Job Market Paper

(joint with Marc de la Barrera and Masao Fukui)

Abstract: We study how the interaction between China’s productivity growth and currency peg to the US dollar affected manufacturing decline, unemployment, trade deficit and overall welfare in the United States. Empirically, we document that in response to similar surges in Chinese exports, countries pegging to the US dollar experienced larger unemployment and trade deficits compared to floating countries. Theoretically, we develop a dynamic model of trade featuring endogenous imbalances and nominal rigidity that is consistent with the previous evidence. We show that Foreign growth may hurt Home welfare and characterize optimal trade and monetary policy in this environment. Quantitatively, we find that China’s currency peg is responsible for 447 thousand manufacturing jobs lost in the US over 2000-2012, 1.3% (% GDP) of the US trade deficit in the same period, and reduces US lifetime welfare gains from Chinese growth by 32% compared to an economy where an otherwise identically growing China had its currency floating, though the welfare impact of the China shock remains positive. We find that a short-run safeguard tariff may have been effective in accommodating China’s currency peg and ameliorating the labor market distortions.

Working papers

Model (non-)disclosure in supervisory stress tests (joint with Marc de la Barrera and Ying Gao)

Abstract: We study the Federal Reserve's problem of disclosing the models it uses in supervisory stress tests of large banks. Banks argue that nondisclosure leads to inefficiencies stemming from uncertainty, but regulators are concerned that full disclosure can lead to banks gaming the system. We formalize the intuition behind this trade-off in a stylized model where both the regulator and banks have imperfect, private ``models" about a risky asset, and the regulator uses its own model to `stress test' the investment. We show that if the regulator uses its model to test the banks' investment, full disclosure is suboptimal, and the regulator may benefit from hiding the model when the bank's model is more precise than the regulator's own model. The key idea is that hiding the regulator's model forces the bank to guess it using the bank's own models, effectively eliciting the bank's private information. We also show that if the regulator can fine-tune disclosure policies, the regulator can approximately enforce the first-best action of banks, as if the regulator fully knew all the private information held by banks. The intuition is closely related to the Cremer and McLean (1988) information rent extraction result.

Work in progress

Phillips Curve and Optimal Monetary Policy Targets under Imperfect Labor Reallocation (joint with Marc de la Barrera and Masao Fukui)

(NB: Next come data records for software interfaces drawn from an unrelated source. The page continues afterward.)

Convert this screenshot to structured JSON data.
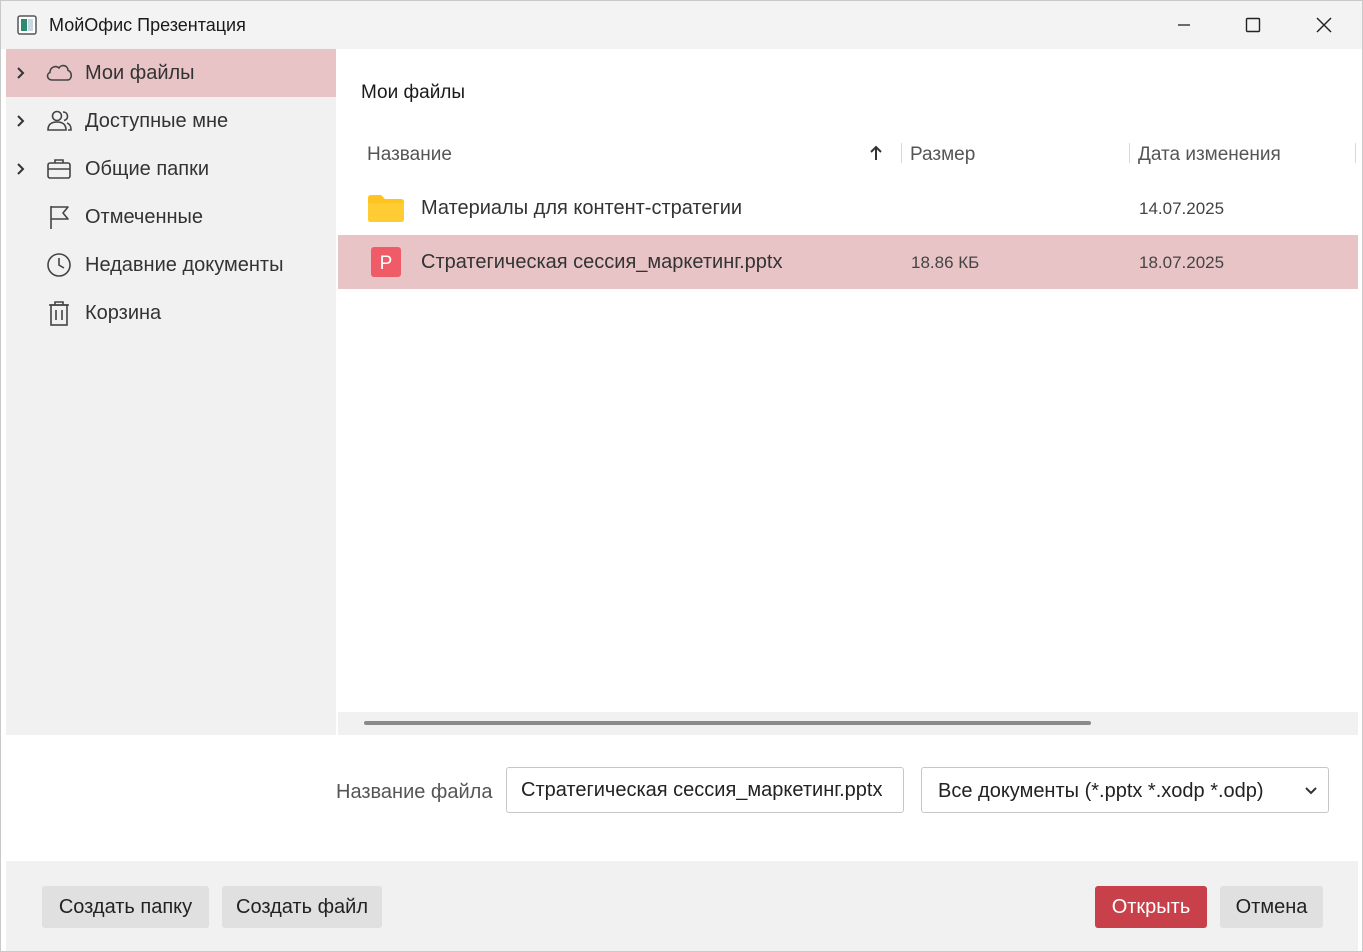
{
  "window": {
    "title": "МойОфис Презентация",
    "accent_color": "#c8404a",
    "selection_color": "#e8c4c7"
  },
  "sidebar": {
    "items": [
      {
        "label": "Мои файлы",
        "icon": "cloud-icon",
        "expandable": true,
        "active": true
      },
      {
        "label": "Доступные мне",
        "icon": "users-icon",
        "expandable": true,
        "active": false
      },
      {
        "label": "Общие папки",
        "icon": "briefcase-icon",
        "expandable": true,
        "active": false
      },
      {
        "label": "Отмеченные",
        "icon": "flag-icon",
        "expandable": false,
        "active": false
      },
      {
        "label": "Недавние документы",
        "icon": "clock-icon",
        "expandable": false,
        "active": false
      },
      {
        "label": "Корзина",
        "icon": "trash-icon",
        "expandable": false,
        "active": false
      }
    ]
  },
  "main": {
    "title": "Мои файлы",
    "columns": {
      "name": "Название",
      "size": "Размер",
      "date": "Дата изменения"
    },
    "sort": {
      "column": "name",
      "direction": "ascending"
    },
    "rows": [
      {
        "type": "folder",
        "icon": "folder-icon",
        "name": "Материалы для контент-стратегии",
        "size": "",
        "date": "14.07.2025",
        "selected": false
      },
      {
        "type": "pptx",
        "icon": "presentation-file-icon",
        "icon_letter": "P",
        "name": "Стратегическая сессия_маркетинг.pptx",
        "size": "18.86 КБ",
        "date": "18.07.2025",
        "selected": true
      }
    ]
  },
  "filename": {
    "label": "Название файла",
    "value": "Стратегическая сессия_маркетинг.pptx"
  },
  "filter": {
    "selected": "Все документы (*.pptx *.xodp *.odp)"
  },
  "buttons": {
    "create_folder": "Создать папку",
    "create_file": "Создать файл",
    "open": "Открыть",
    "cancel": "Отмена"
  }
}
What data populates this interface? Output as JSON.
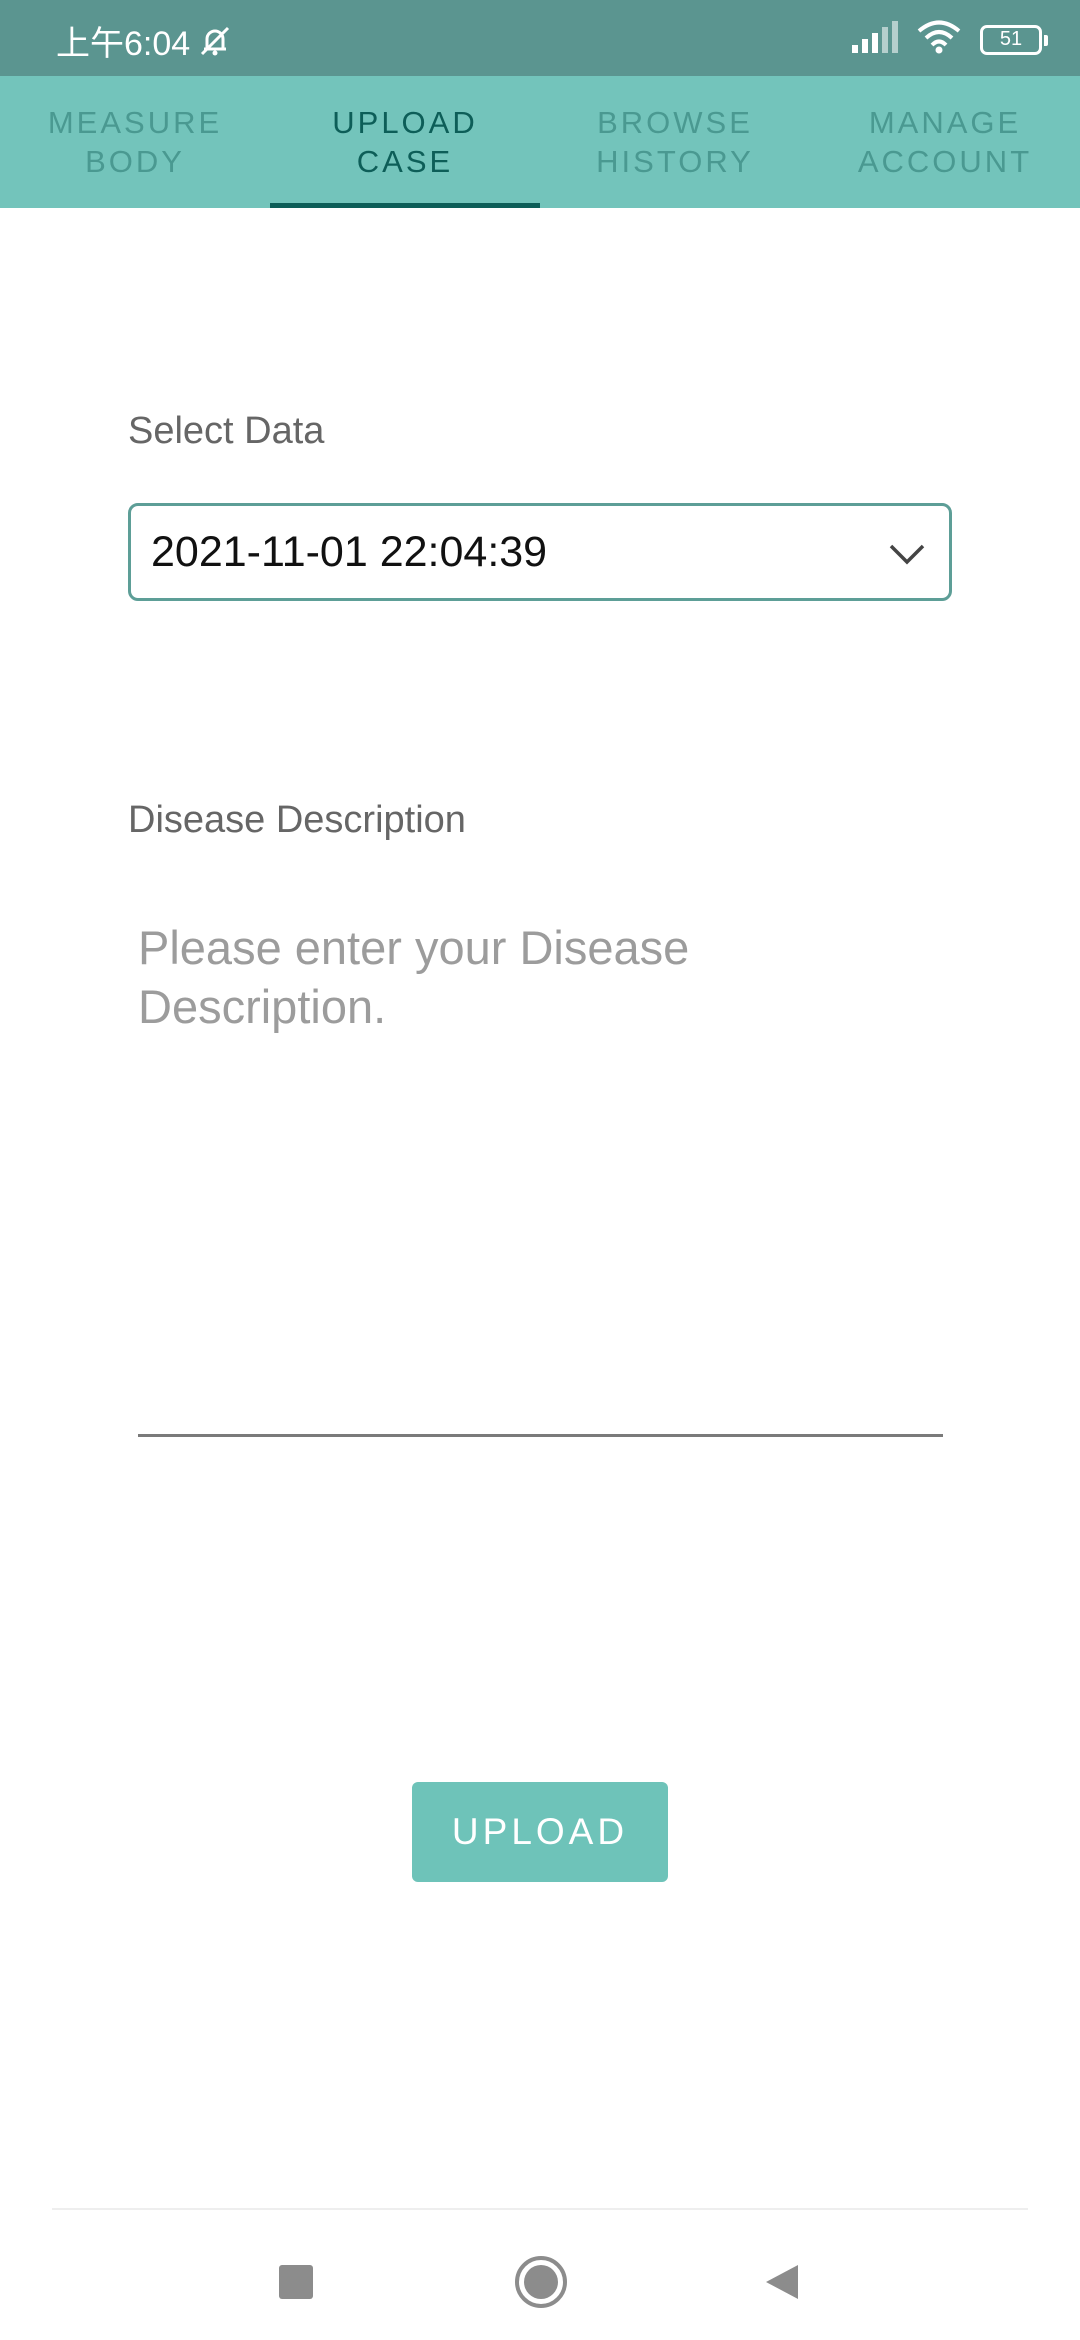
{
  "status_bar": {
    "time": "上午6:04",
    "battery": "51",
    "icons": [
      "mute-bell-icon",
      "signal-icon",
      "wifi-icon",
      "battery-icon"
    ]
  },
  "tabs": [
    {
      "label": "MEASURE\nBODY",
      "active": false
    },
    {
      "label": "UPLOAD\nCASE",
      "active": true
    },
    {
      "label": "BROWSE\nHISTORY",
      "active": false
    },
    {
      "label": "MANAGE\nACCOUNT",
      "active": false
    }
  ],
  "form": {
    "select_label": "Select Data",
    "select_value": "2021-11-01 22:04:39",
    "description_label": "Disease Description",
    "description_placeholder": "Please enter your Disease Description.",
    "description_value": ""
  },
  "upload_button": "UPLOAD",
  "nav_bar": {
    "icons": [
      "recents-icon",
      "home-icon",
      "back-icon"
    ]
  },
  "colors": {
    "status_bar": "#5b9590",
    "tab_bar": "#73c4bb",
    "tab_active": "#0d5e58",
    "tab_inactive": "#4a9991",
    "button": "#6ec3b9",
    "select_border": "#5d9e97"
  }
}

This paper studies optimal monetary policy in a multisector economy with endogenous, costly reallocation of workers across sectors. We first provide a sufficient condition for which labor relocation does not affect aggregate inflation – depending on the Domar weights and labor share of each sector. When this condition fails to hold, sector reallocation may create additional inflationary pressure, or deflationary pressure in response to shocks. Turning to optimal policy, the central bank no longer has one “output gap” to target when there are multiple labor types, and it faces a trade-off across aggregate inflation, relative price distortion, and relative output gaps across sectors. We use this framework to investigate the effectiveness of alternative monetary policy targets, both analytically and numerically.

Quality-Variety Tradeoff and Endogenous Specialization of Cities

This paper studies the relationship between city size and the specialization of firms, and how it drives spatial agglomeration. I develop a theory of firm investment in quality differentiation and diversification where firms in large cities invest more in quality, while firms in small towns diversify and sell across multiple subsectors. I study how the firm's entry investment decision is affected by the markup it can charge, and the implications of this “specialist versus generalist” dichotomy for the efficient level of entry or productivity investment. I explore the dynamics of this relationship in the long-run, including how the most productive firms in cities may “franchise” to different regions, and the potential tradability of services. This framework allows us to quantify the extent to which endogenous quality investment can explain the agglomeration effects in large cities beyond the selection of productive firms into cities, and the effects this has on aggregate markup and overall economic welfare.

Exchange Rate Pegs, Foreign Exchange Reserves and Monetary Policy

I study an open economy with nominal rigidity and financial friction in bond markets. Under financial friction, the central bank can affect the nominal exchange rate through both monetary policy and intervening in the bond market. I lay out the trade-offs of these different policies, and solve the problem of maintaining a peg for a growing country, both for a small open economy and for a large economy that can affect global dynamics. Turning to welfare analysis for the rest of world, I show that to a first order, the pegging country's use of the two instruments are equivalent to the rest of world, and study monetary policy response of the rest of world to the peg. I plan to use this framework to revisit questions of currency pegs, the reserve level required to maintain a currency peg against currency attacks, and evaluate the policy problem of moving from a peg to a float.


The cross number of minimal zero-sum sequences in finite abelian groups, Journal of Number Theory, 157: 99-122 (2015). arXiv